**Exercise aim**
Set down the entries exactly as they appear, apart from the images, which stay out.

**Exercise inputs**
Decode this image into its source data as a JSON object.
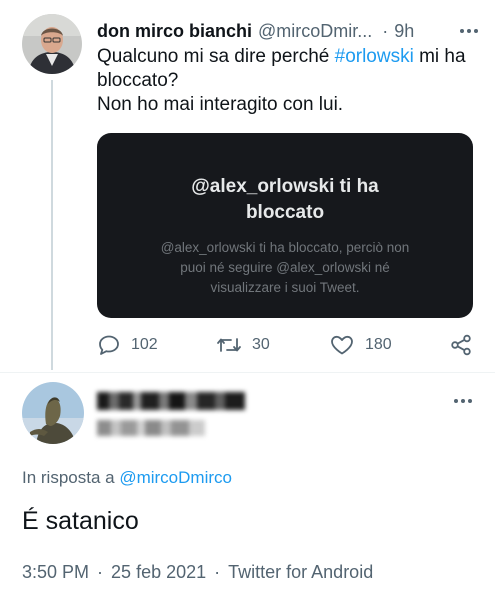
{
  "parent_tweet": {
    "author_name": "don mirco bianchi",
    "author_handle": "@mircoDmir...",
    "separator": "·",
    "time": "9h",
    "text_lines": [
      {
        "before": "Qualcuno mi sa dire perché ",
        "hashtag": "#orlowski",
        "after": " mi ha"
      },
      {
        "text": "bloccato?"
      },
      {
        "text": "Non ho mai interagito con lui."
      }
    ],
    "card": {
      "title_line1": "@alex_orlowski ti ha",
      "title_line2": "bloccato",
      "body_line1": "@alex_orlowski ti ha bloccato, perciò non",
      "body_line2": "puoi né seguire @alex_orlowski né",
      "body_line3": "visualizzare i suoi Tweet."
    },
    "actions": {
      "replies": "102",
      "retweets": "30",
      "likes": "180"
    }
  },
  "reply_tweet": {
    "in_reply_prefix": "In risposta a ",
    "in_reply_mention": "@mircoDmirco",
    "text": "É satanico",
    "time": "3:50 PM",
    "date": "25 feb 2021",
    "source": "Twitter for Android",
    "separator": "·"
  },
  "icons": {
    "more": "more-dots-icon",
    "reply": "reply-icon",
    "retweet": "retweet-icon",
    "like": "like-icon",
    "share": "share-icon"
  },
  "colors": {
    "accent": "#1d9bf0",
    "text": "#0f1419",
    "secondary": "#536471",
    "card_bg": "#16181c"
  }
}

**Result for this exercise**
Decode this image into its source data as a JSON object.
{
  "parent_tweet": {
    "author_name": "don mirco bianchi",
    "author_handle": "@mircoDmir...",
    "separator": "·",
    "time": "9h",
    "text_lines": [
      {
        "before": "Qualcuno mi sa dire perché ",
        "hashtag": "#orlowski",
        "after": " mi ha"
      },
      {
        "text": "bloccato?"
      },
      {
        "text": "Non ho mai interagito con lui."
      }
    ],
    "card": {
      "title_line1": "@alex_orlowski ti ha",
      "title_line2": "bloccato",
      "body_line1": "@alex_orlowski ti ha bloccato, perciò non",
      "body_line2": "puoi né seguire @alex_orlowski né",
      "body_line3": "visualizzare i suoi Tweet."
    },
    "actions": {
      "replies": "102",
      "retweets": "30",
      "likes": "180"
    }
  },
  "reply_tweet": {
    "in_reply_prefix": "In risposta a ",
    "in_reply_mention": "@mircoDmirco",
    "text": "É satanico",
    "time": "3:50 PM",
    "date": "25 feb 2021",
    "source": "Twitter for Android",
    "separator": "·"
  },
  "icons": {
    "more": "more-dots-icon",
    "reply": "reply-icon",
    "retweet": "retweet-icon",
    "like": "like-icon",
    "share": "share-icon"
  },
  "colors": {
    "accent": "#1d9bf0",
    "text": "#0f1419",
    "secondary": "#536471",
    "card_bg": "#16181c"
  }
}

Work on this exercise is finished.